Seats are comfortable and supportive, and the GT Performance Edition is furnished with extra-grippy sport seats up front. Hewing to the EV’s “green” image, all trims use Ford’s ActiveX faux leather. There’s no cowhide option from the factory. Standard interiors are black on black, except in the Premium trim, which has a light gray perforated upholstery option. All trims get eight-way power-adjustable driver’s seats. The Premium and GT are also equipped with power front passenger seats, driver-seat memory systems, and heated front seats. There’s plenty of headroom front and rear, and front legroom is best-in-class. Rear legroom, however, trails competitors from both Audi and Tesla, although the Mach-E’s four-door layout and ample headroom make rear-seat access easy even for 6-footers.
The Mach-E’s interior stands up well against pricier competitors, such as the Jaguar I-Pace and Audi e-tron. So does its cargo capacity. With all seats up, the Mach-E cargo hold measures 29.7 cubic feet — room for about 18 carry-on bags. Total cargo space swells to 59.7 cubic feet with the 60/40-split rear seats folded down, and there’s an additional 4.7-cubic-foot storage well under the hood. Tesla takes the lead with a total of 68 cubic feet of cargo area in the Model Y, but the Mach-E is firmly in second place.
Infotainment and Connectivity
Every Mach-E has a Wi-Fi hotspot. A six-speaker unbranded audio system is standard on the Select and California Route 1 trims. Other trims include a 10-speaker Bang & Olufsen system that easily overpowers road and wind noise.
The Mach-E’s 15.5-inch infotainment screen hosts a specially developed version of Ford’s most recent Sync 4A system and is the largest screen in the class. The Tesla Model Y uses a 15-inch screen while everyone else is in the 10- to 11-inch range. Sync 4A, unlike some early Sync versions, works very well. It even has voice control and allows for a lot of personalization.
The system supports both Apple CarPlay and Android Auto, wired or wirelessly. With the new Sync, all of the Mach-E’s software updates will be over the air (as Tesla has been doing since Day 1). There are USB-A and USB-C ports front and rear, as well as a wireless charging pad on the center console.
But as is becoming the norm, Sync and that big touchscreen handle most of the Mach-E’s functions. There are phone, audio, and cruise control buttons on the steering wheel, but the only physical knob on the dash is for the volume control. If you haven’t mastered voice commands, the setup could be distracting.
The 2022 Mustang Mach-E hasn’t been crash-tested yet by the National Highway Traffic Safety Administration (NHTSA). But with its full suite of active safety and driver-assist systems and rigid safety cage surrounding the battery pack, it is ranked as one of the safest electric crossovers tested by the Insurance Institute for Highway Safety (IIHS).

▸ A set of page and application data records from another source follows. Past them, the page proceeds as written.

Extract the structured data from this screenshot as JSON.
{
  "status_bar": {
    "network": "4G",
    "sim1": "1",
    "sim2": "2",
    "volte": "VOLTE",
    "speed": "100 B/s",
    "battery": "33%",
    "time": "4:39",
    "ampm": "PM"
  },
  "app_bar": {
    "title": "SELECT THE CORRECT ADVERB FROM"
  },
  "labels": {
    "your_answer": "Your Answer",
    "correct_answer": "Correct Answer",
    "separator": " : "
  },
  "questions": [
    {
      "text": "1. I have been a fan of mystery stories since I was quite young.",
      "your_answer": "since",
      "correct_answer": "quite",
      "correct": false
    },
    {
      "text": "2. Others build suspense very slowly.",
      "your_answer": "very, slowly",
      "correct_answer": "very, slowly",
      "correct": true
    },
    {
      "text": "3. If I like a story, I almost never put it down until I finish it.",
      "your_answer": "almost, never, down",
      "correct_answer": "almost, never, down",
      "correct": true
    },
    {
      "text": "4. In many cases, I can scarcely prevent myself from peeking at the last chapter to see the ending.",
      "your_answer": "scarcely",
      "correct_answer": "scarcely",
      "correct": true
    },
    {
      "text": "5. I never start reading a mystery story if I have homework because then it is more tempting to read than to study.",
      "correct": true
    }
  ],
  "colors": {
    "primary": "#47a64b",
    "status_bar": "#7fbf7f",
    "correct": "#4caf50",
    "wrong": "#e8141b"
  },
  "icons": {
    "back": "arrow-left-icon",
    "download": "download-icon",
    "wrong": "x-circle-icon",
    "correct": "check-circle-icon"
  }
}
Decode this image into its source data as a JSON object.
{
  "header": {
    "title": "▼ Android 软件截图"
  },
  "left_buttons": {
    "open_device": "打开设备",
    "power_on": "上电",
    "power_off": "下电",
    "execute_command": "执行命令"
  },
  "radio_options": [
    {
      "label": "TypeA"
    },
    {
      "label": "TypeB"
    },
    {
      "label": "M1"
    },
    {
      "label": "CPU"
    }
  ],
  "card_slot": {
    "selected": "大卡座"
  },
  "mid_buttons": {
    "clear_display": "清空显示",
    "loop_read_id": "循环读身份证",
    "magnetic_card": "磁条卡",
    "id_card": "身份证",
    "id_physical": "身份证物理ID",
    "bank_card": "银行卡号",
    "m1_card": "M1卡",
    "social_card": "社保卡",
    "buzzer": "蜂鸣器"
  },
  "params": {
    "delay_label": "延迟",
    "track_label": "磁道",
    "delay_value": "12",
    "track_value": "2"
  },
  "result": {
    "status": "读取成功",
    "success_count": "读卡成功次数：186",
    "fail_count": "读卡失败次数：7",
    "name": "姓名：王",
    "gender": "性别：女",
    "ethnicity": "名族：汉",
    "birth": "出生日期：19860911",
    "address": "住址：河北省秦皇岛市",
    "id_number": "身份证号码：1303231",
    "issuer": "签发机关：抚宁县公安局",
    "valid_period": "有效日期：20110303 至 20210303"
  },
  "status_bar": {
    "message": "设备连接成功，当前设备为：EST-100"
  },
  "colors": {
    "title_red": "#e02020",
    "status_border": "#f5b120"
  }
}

The 2021 Mach-E aced every one of the institute’s crash tests and won top ratings for its front crash prevention system in tests with another vehicle or a pedestrian. The Select trim got only a Marginal rating for the effectiveness of its LED headlights, but all other trims have LED projection beam headlights and won ratings as an IIHS Top Safety Pick.
Ford’s Co-Pilot360 2.0 and 360 Assist 2.0 driver-assist packages are standard on all Mach-E trims. They provide lane-keeping and lane-centering, full-range cruise control with stop-and-go, and cross-traffic and blind-spot warning systems.
A hands-free Blue Cruise highway driving feature (on appropriately marked roads) is standard on the Premium and California Route 1 trims, optional on the Select and GT. It requires a $600 activation fee for a three-year subscription.